MOONLIGHT MAG 2019                  

An Interview with Justin Bretter.

Filmmaker, Skateboarder

Where are you from?
I’m from the San Fernando Valley
What was the inspiration for the Skechers skateboarding film?

Skateboarding with my friends.

What is your favorite song in the film?
“This is Mine” by Heaven 17 featured in Kilian’s part. It’s passionate, dynamic and made for an entertaining edit.

How long have you been skateboarding?
I’ve been skateboarding since whenever target started making pokemon graphic boards around ‘98.

You have a contemporary film style, raw and fun, Can you tell me more about your aesthetic choices in film?

The whole film was shot on various iPhones. That choice initially had a lot to do with accessibility and convenience, but to me this makes the footage feel spontaneous. There’s something more casual about whipping the phone out instead of the camera. It feels less tangible than filming to tape, which in turn makes it much less intimidating. I think it made everyone more comfortable to try goofball stuff and have fun with it.

Okay, What’s up with this soundtrack?

In terms of music I knew I wanted to pull mostly from the early 80’s. I was inspired by lots of new-wave and early synth stuff. Each song has a specific connection to the skater or evokes some memory I have associated with them. The John Lennon track in Brian’s part was inspired by his morning ritual of eating breakfast and listening to the Beatles on shuffle. Rayan has an old car and it only has a cassette deck. Gary Numan’s “Telekon” was one of the cassettes we bumped most, which inspired the use of his track “I’m an Agent” for Rayan’s part.

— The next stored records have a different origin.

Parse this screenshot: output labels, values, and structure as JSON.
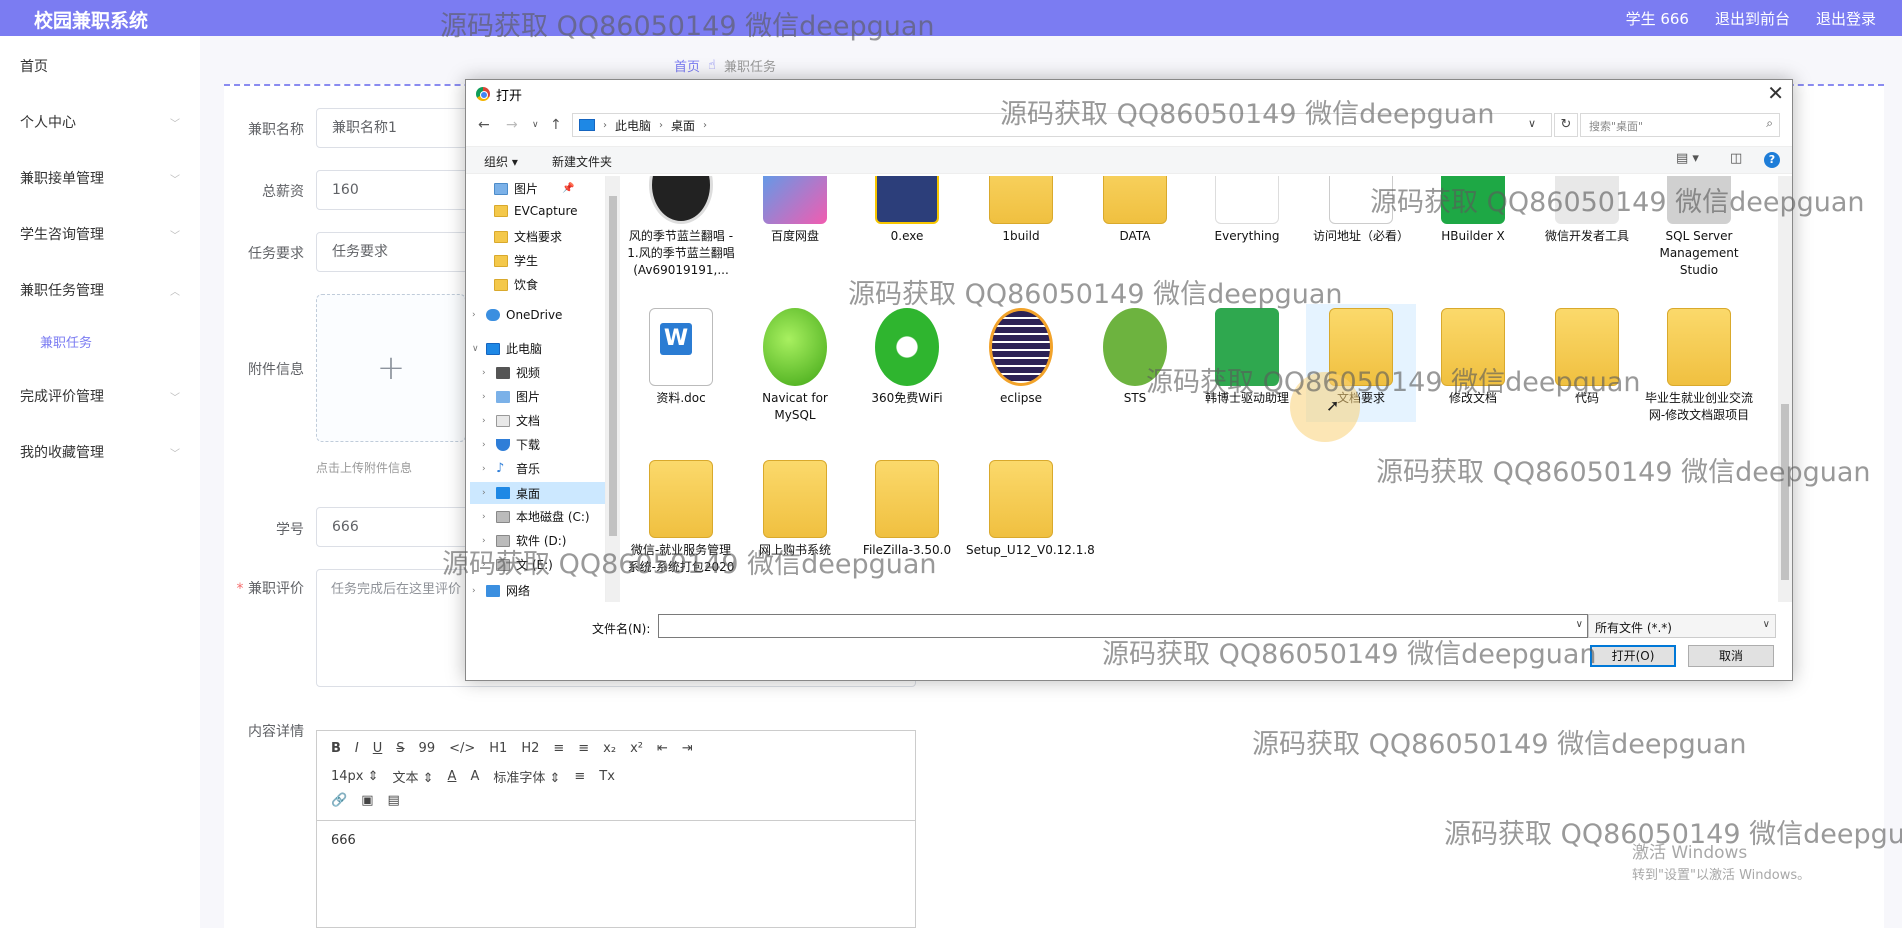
{
  "app": {
    "title": "校园兼职系统",
    "nav": [
      "学生 666",
      "退出到前台",
      "退出登录"
    ]
  },
  "sidebar": {
    "items": [
      "首页",
      "个人中心",
      "兼职接单管理",
      "学生咨询管理",
      "兼职任务管理",
      "完成评价管理",
      "我的收藏管理"
    ],
    "sub_item": "兼职任务"
  },
  "breadcrumb": {
    "home": "首页",
    "current": "兼职任务"
  },
  "form": {
    "name_label": "兼职名称",
    "name_value": "兼职名称1",
    "salary_label": "总薪资",
    "salary_value": "160",
    "req_label": "任务要求",
    "req_value": "任务要求",
    "attach_label": "附件信息",
    "attach_hint": "点击上传附件信息",
    "sid_label": "学号",
    "sid_value": "666",
    "eval_label": "兼职评价",
    "eval_placeholder": "任务完成后在这里评价",
    "content_label": "内容详情"
  },
  "editor": {
    "row1": [
      "B",
      "I",
      "U",
      "S",
      "99",
      "</>",
      "H1",
      "H2",
      "≡",
      "≡",
      "x₂",
      "x²",
      "⇤",
      "⇥"
    ],
    "row2": [
      "14px ⇕",
      "文本 ⇕",
      "A",
      "A",
      "标准字体 ⇕",
      "≡",
      "Tx"
    ],
    "row3": [
      "🔗",
      "▣",
      "▤"
    ],
    "content": "666"
  },
  "dialog": {
    "title": "打开",
    "path": [
      "此电脑",
      "桌面"
    ],
    "search_placeholder": "搜索\"桌面\"",
    "organize": "组织 ▾",
    "new_folder": "新建文件夹",
    "tree": [
      {
        "label": "图片",
        "pin": true
      },
      {
        "label": "EVCapture"
      },
      {
        "label": "文档要求"
      },
      {
        "label": "学生"
      },
      {
        "label": "饮食"
      },
      {
        "label": "OneDrive"
      },
      {
        "label": "此电脑"
      },
      {
        "label": "视频"
      },
      {
        "label": "图片"
      },
      {
        "label": "文档"
      },
      {
        "label": "下载"
      },
      {
        "label": "音乐"
      },
      {
        "label": "桌面"
      },
      {
        "label": "本地磁盘 (C:)"
      },
      {
        "label": "软件 (D:)"
      },
      {
        "label": "文 (E:)"
      },
      {
        "label": "网络"
      }
    ],
    "files_row1": [
      "风的季节蓝兰翻唱 - 1.风的季节蓝兰翻唱 (Av69019191,...",
      "百度网盘",
      "0.exe",
      "1build",
      "DATA",
      "Everything",
      "访问地址（必看）",
      "HBuilder X",
      "微信开发者工具",
      "SQL Server Management Studio"
    ],
    "files_row2": [
      "资料.doc",
      "Navicat for MySQL",
      "360免费WiFi",
      "eclipse",
      "STS",
      "韩博士驱动助理",
      "文档要求",
      "修改文档",
      "代码",
      "毕业生就业创业交流网-修改文档跟项目"
    ],
    "files_row3": [
      "微信-就业服务管理系统-系统打包2020",
      "网上购书系统",
      "FileZilla-3.50.0",
      "Setup_U12_V0.12.1.8"
    ],
    "filename_label": "文件名(N):",
    "filename_value": "",
    "filetype": "所有文件 (*.*)",
    "open_btn": "打开(O)",
    "cancel_btn": "取消"
  },
  "watermark": "源码获取 QQ86050149 微信deepguan",
  "activate_line1": "激活 Windows",
  "activate_line2": "转到\"设置\"以激活 Windows。",
  "colors": {
    "accent": "#7b7cf2",
    "selection": "#cce8ff",
    "folder": "#f4c84a"
  }
}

I try to pull from real life experiences as much as I can for a project like this. All of the video game music featured in Skechers was a callback to our last video “Rich Tony Hawkers,” which featured exclusively video game music from the 80’s and 90’s.

Photography by 
Max Junk, Alexander Roman


skechers (premiere version) from Field Sobriety on Vimeo

“skechers” is an American short-film that depicts individual and collective portraits of the “Skechers Skate Team” (AKA Brown Baggers) in order to demonstrate the most genuine lighthearted aspects of skateboarding culture. By introducing the close relationships held by a love-able cast of idiosyncratic misfits, director Field Sobriety is able to successfully represent this culture in a manner that is both appealing and exciting to any viewer regardless of their knowledge of skateboarding. Although it can at first glance be easily mistaken for a standard skate video; the viewer quickly becomes confronted with the over-arching theme of “anarchy of youth” and how individual acceptance of this process becomes crucial to true self actualization. The “Skechers Skate Team”, through their various antics of light heart-ed rebellion, provide a refreshing contemporary wave of much needed counter culture that directly contrasts the profit driven technology industry; a series of neo-liberal institutions that have been establising a hegemony over California’s culture for the last 3 decades.
By appealing to our most primitive humanistic spirit “skechers” is an instant underground classic that will be enjoyed by any one who‘s ever made the mistake of assuming that the spirit of non-conformity and revolution are absent from the current generation of youth. Using skateboarding as a metaphor of absolute freedom, it will continue to inspire those who watch it to come together to form unique identites under the gift of camaraderie.

- JANK ROY @jank.roy